No ifs, ands, or butts. As trends go, I much -- much -- preferred the miniskirt to the saggy pants look, never having developed an appreciation for male underwear, other than my own. While this would seem to be a matter for the fashion police, the real police are getting involved now, too; as this story tells us, interim Flint Police Chief David Dicks, apparently still operating under his porn name,
announced that his officers would start arresting people wearing saggy pants that expose skivvies, boxer shorts or bare bottoms.
"Some people call it a fad," Dicks told the Free Press this week while patrolling the streets of Flint. "But I believe it's a national nuisance. It is indecent and thus it is indecent exposure, which has been on the books for years."
On June 27, the chief issued a departmental memorandum telling officers: "This immoral self expression goes beyond freedom of expression."
Dicks has even established a three-level violation system, vaguely reminiscent of, and about as well thought-out as, Roe v. Wade's trimester scheme. His motives may involve more than simply ridding the city of an eyesore; as the article notes, he claims that "the style also gives police probable cause to search those wearing no-rise jeans." Not a bad day when a police officer can take out 20% of the Bill of Rights in one fell swoop.
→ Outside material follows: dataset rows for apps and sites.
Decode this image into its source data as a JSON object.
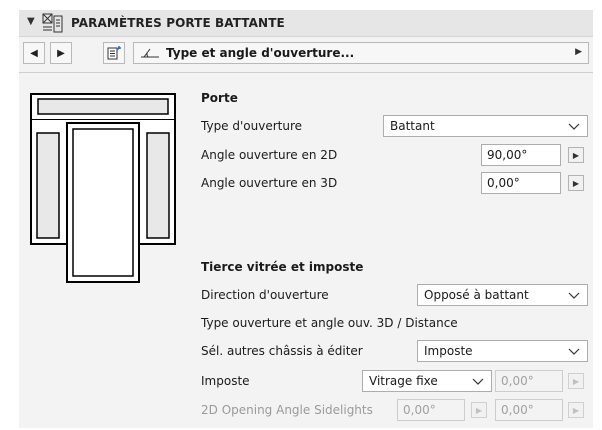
{
  "header": {
    "title": "PARAMÈTRES PORTE BATTANTE"
  },
  "toolbar": {
    "selector_label": "Type et angle d'ouverture..."
  },
  "porte": {
    "heading": "Porte",
    "type_label": "Type d'ouverture",
    "type_value": "Battant",
    "angle2d_label": "Angle ouverture en 2D",
    "angle2d_value": "90,00°",
    "angle3d_label": "Angle ouverture en 3D",
    "angle3d_value": "0,00°"
  },
  "tierce": {
    "heading": "Tierce vitrée et imposte",
    "direction_label": "Direction d'ouverture",
    "direction_value": "Opposé à battant",
    "type_distance_label": "Type ouverture et angle ouv. 3D / Distance",
    "sel_label": "Sél. autres châssis à éditer",
    "sel_value": "Imposte",
    "imposte_label": "Imposte",
    "imposte_value": "Vitrage fixe",
    "imposte_angle": "0,00°",
    "sidelights_label": "2D Opening Angle Sidelights",
    "sidelights_left": "0,00°",
    "sidelights_right": "0,00°"
  }
}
Not-so-unique after all. Much of forensic science, at least as it's often claimed in the courtroom, is based on the idea of uniqueness: no two bullets are alike, no two fingerprints are alike, etc. Scott Henson over at Grits for Breakfast tells us that ain't necessarily so -- the claims cited above have not been scientifically proven -- and points us to an LA Times story which raises some similar questions about DNA, the gold standard of forensic evidence. Back in 2001, an Arizona state crime analyst found two felons in the FBI database which matched on 9 of the 13 locations of chromosomes normally used for identification. According to the FBI, the chances of that happening are 1 in 113 billion. The analyst found dozens more examples. The FBI claims the whole thing is meaningless, but this is a story to follow. You might also want to check out Henson's links to the claims regarding fingerprint and bullet testing.
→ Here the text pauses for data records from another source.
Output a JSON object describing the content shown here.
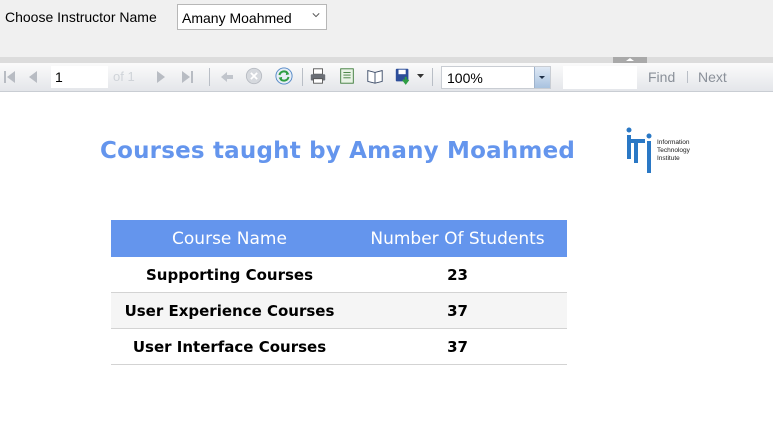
{
  "parameters": {
    "label": "Choose Instructor Name",
    "selected_instructor": "Amany Moahmed"
  },
  "toolbar": {
    "page_number": "1",
    "of_label": "of 1",
    "zoom": "100%",
    "find_value": "",
    "find_label": "Find",
    "next_label": "Next",
    "icons": [
      "first-page-icon",
      "previous-page-icon",
      "next-page-icon",
      "last-page-icon",
      "back-icon",
      "stop-icon",
      "refresh-icon",
      "print-icon",
      "print-layout-icon",
      "page-setup-icon",
      "export-icon"
    ]
  },
  "report": {
    "title": "Courses taught by Amany Moahmed",
    "logo": {
      "line1": "Information",
      "line2": "Technology",
      "line3": "Institute"
    },
    "table": {
      "headers": [
        "Course Name",
        "Number Of Students"
      ],
      "rows": [
        {
          "course": "Supporting Courses",
          "students": "23"
        },
        {
          "course": "User Experience Courses",
          "students": "37"
        },
        {
          "course": "User Interface Courses",
          "students": "37"
        }
      ]
    }
  },
  "colors": {
    "accent": "#6495ed",
    "row_alt": "#f5f5f5"
  }
}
Bullshit lawsuit of the week. When disbarred New York lawyer James Colliton was accused of sleeping with three underage teenage girls, instead of cutting a rap record, he went on the lam. Visa may be everywhere you want to be, but there's a few stores in Canada that apparently take American Express, too, and that's what Colliton used. Amex turned the information over to cops, and they used that to track him down. He's doing 19 months for the three statutory rapes, and he's just sued Amex for $4 million, claiming they violated their terms of agreement regarding disclosure to third parties by ratting him out.
Bullshit lawsuit of 1884. A hat tip to the Volokh Conspiracy for digging up the fact that in a lawsuit filed 124 years ago in Montreal, some guy named Lebeau sued some guy named Turcot. Seems that Turcot was taking the collection in church, and passed Lebeau by, with the alleged goal of insulting and humiliating him. Lebeau figured that $199 would render him whole. Don't know what the exchange rate was back then...
See you on Monday.